=== Assigned task ===
Should a line in the entries below contain "duration", return that line.

==================================================

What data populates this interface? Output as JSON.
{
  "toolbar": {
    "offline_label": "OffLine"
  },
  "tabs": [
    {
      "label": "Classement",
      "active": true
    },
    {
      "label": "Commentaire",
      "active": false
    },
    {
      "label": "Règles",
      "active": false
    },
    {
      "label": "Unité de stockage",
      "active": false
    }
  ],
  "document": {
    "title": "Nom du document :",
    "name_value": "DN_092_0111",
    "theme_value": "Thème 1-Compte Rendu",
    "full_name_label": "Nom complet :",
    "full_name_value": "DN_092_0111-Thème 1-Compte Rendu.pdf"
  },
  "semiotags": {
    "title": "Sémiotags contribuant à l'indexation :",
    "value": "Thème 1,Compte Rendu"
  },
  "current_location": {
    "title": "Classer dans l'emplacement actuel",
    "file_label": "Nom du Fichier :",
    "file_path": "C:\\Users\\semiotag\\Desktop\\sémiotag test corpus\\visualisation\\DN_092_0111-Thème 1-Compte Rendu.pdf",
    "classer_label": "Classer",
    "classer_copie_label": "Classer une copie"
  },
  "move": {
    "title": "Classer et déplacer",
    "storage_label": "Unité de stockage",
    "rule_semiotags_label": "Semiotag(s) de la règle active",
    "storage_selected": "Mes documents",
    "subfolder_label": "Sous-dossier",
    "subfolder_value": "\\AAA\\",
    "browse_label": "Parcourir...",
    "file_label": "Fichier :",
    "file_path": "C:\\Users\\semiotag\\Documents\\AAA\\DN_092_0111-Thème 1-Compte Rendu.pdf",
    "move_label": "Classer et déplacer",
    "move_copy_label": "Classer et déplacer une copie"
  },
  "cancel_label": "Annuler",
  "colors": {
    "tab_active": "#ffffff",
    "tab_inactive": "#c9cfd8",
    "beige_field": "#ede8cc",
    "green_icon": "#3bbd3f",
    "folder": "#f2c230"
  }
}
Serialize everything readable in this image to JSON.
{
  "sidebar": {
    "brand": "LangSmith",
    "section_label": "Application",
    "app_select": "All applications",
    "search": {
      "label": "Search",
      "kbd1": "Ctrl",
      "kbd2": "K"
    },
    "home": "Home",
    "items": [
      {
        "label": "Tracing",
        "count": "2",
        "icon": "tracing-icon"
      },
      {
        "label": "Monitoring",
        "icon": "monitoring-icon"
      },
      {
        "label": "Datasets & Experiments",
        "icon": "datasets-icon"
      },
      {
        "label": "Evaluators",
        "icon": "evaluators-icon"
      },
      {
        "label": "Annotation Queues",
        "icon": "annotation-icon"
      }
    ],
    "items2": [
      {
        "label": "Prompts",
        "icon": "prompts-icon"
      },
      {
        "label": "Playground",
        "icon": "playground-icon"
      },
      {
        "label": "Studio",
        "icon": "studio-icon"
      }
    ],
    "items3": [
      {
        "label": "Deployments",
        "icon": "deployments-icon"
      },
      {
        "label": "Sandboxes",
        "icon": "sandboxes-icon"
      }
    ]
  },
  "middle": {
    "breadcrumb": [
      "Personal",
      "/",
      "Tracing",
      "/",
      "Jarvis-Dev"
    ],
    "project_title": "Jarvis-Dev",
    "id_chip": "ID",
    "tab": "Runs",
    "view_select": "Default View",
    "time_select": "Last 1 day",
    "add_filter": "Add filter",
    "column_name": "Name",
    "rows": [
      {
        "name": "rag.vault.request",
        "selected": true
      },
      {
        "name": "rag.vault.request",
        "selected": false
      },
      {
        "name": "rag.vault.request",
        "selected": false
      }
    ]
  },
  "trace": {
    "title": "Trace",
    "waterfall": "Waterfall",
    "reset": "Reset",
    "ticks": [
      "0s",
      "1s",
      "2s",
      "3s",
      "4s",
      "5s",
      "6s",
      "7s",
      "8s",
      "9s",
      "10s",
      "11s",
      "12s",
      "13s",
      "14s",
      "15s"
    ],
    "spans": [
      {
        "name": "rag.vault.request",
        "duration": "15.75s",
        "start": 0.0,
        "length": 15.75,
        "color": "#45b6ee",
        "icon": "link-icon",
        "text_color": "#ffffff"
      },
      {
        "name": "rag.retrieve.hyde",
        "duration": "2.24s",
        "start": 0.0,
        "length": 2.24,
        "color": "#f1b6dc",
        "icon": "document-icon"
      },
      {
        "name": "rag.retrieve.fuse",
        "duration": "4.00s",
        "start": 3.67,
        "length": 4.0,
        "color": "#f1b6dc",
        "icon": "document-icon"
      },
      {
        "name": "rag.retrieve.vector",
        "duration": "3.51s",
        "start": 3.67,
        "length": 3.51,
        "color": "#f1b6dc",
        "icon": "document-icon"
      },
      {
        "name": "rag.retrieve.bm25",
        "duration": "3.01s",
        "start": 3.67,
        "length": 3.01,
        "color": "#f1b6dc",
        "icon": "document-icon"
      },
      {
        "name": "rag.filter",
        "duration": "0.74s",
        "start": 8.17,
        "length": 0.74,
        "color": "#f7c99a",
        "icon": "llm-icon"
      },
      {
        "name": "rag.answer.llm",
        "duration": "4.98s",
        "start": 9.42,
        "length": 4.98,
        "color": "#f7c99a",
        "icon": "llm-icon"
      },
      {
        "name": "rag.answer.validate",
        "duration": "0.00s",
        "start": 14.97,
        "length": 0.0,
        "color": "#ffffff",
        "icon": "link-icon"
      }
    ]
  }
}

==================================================

=== Result of the task ===
        "duration": "15.75s",
        "duration": "2.24s",
        "duration": "4.00s",
        "duration": "3.51s",
        "duration": "3.01s",
        "duration": "0.74s",
        "duration": "4.98s",
        "duration": "0.00s",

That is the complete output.